_STUDY MATERIAL_:
####
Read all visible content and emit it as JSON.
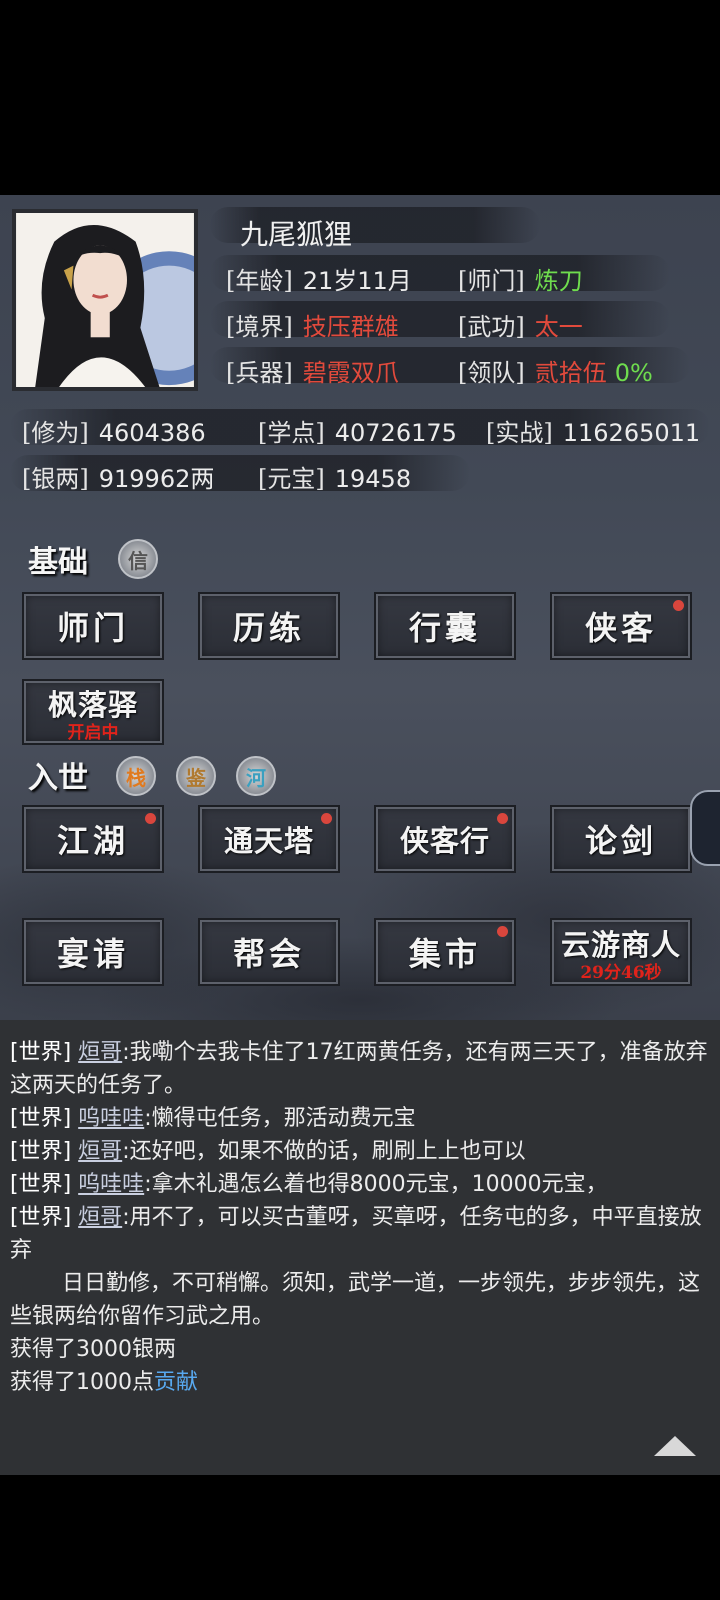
{
  "profile": {
    "name": "九尾狐狸",
    "age_label": "[年龄]",
    "age": "21岁11月",
    "sect_label": "[师门]",
    "sect": "炼刀",
    "realm_label": "[境界]",
    "realm": "技压群雄",
    "martial_label": "[武功]",
    "martial": "太一",
    "weapon_label": "[兵器]",
    "weapon": "碧霞双爪",
    "team_label": "[领队]",
    "team": "贰拾伍",
    "team_pct": "0%"
  },
  "stats": {
    "cultivation_label": "[修为]",
    "cultivation": "4604386",
    "study_label": "[学点]",
    "study": "40726175",
    "combat_label": "[实战]",
    "combat": "116265011",
    "silver_label": "[银两]",
    "silver": "919962两",
    "ingot_label": "[元宝]",
    "ingot": "19458"
  },
  "basic": {
    "title": "基础",
    "seal": "信",
    "buttons": [
      "师门",
      "历练",
      "行囊",
      "侠客"
    ],
    "fenglu": {
      "label": "枫落驿",
      "sub": "开启中"
    }
  },
  "world": {
    "title": "入世",
    "seals": [
      "栈",
      "鉴",
      "河"
    ],
    "row1": [
      "江湖",
      "通天塔",
      "侠客行",
      "论剑"
    ],
    "row2": [
      "宴请",
      "帮会",
      "集市"
    ],
    "merchant": {
      "label": "云游商人",
      "sub": "29分46秒"
    }
  },
  "chat": {
    "channel": "[世界]",
    "messages": [
      {
        "who": "烜哥",
        "text": ":我嘞个去我卡住了17红两黄任务，还有两三天了，准备放弃这两天的任务了。"
      },
      {
        "who": "呜哇哇",
        "text": ":懒得屯任务，那活动费元宝"
      },
      {
        "who": "烜哥",
        "text": ":还好吧，如果不做的话，刷刷上上也可以"
      },
      {
        "who": "呜哇哇",
        "text": ":拿木礼遇怎么着也得8000元宝，10000元宝，"
      },
      {
        "who": "烜哥",
        "text": ":用不了，可以买古董呀，买章呀，任务屯的多，中平直接放弃"
      }
    ],
    "system": "日日勤修，不可稍懈。须知，武学一道，一步领先，步步领先，这些银两给你留作习武之用。",
    "gain1": "获得了3000银两",
    "gain2_prefix": "获得了1000点",
    "gain2_link": "贡献"
  },
  "colors": {
    "red": "#e24a3c",
    "green": "#6fdc4e",
    "link": "#58a9f0",
    "badge": "#d9463d"
  }
}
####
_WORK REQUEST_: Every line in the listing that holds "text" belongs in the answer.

_REPLY TO THE EXERCISE_:
        "text": ":我嘞个去我卡住了17红两黄任务，还有两三天了，准备放弃这两天的任务了。"
        "text": ":懒得屯任务，那活动费元宝"
        "text": ":还好吧，如果不做的话，刷刷上上也可以"
        "text": ":拿木礼遇怎么着也得8000元宝，10000元宝，"
        "text": ":用不了，可以买古董呀，买章呀，任务屯的多，中平直接放弃"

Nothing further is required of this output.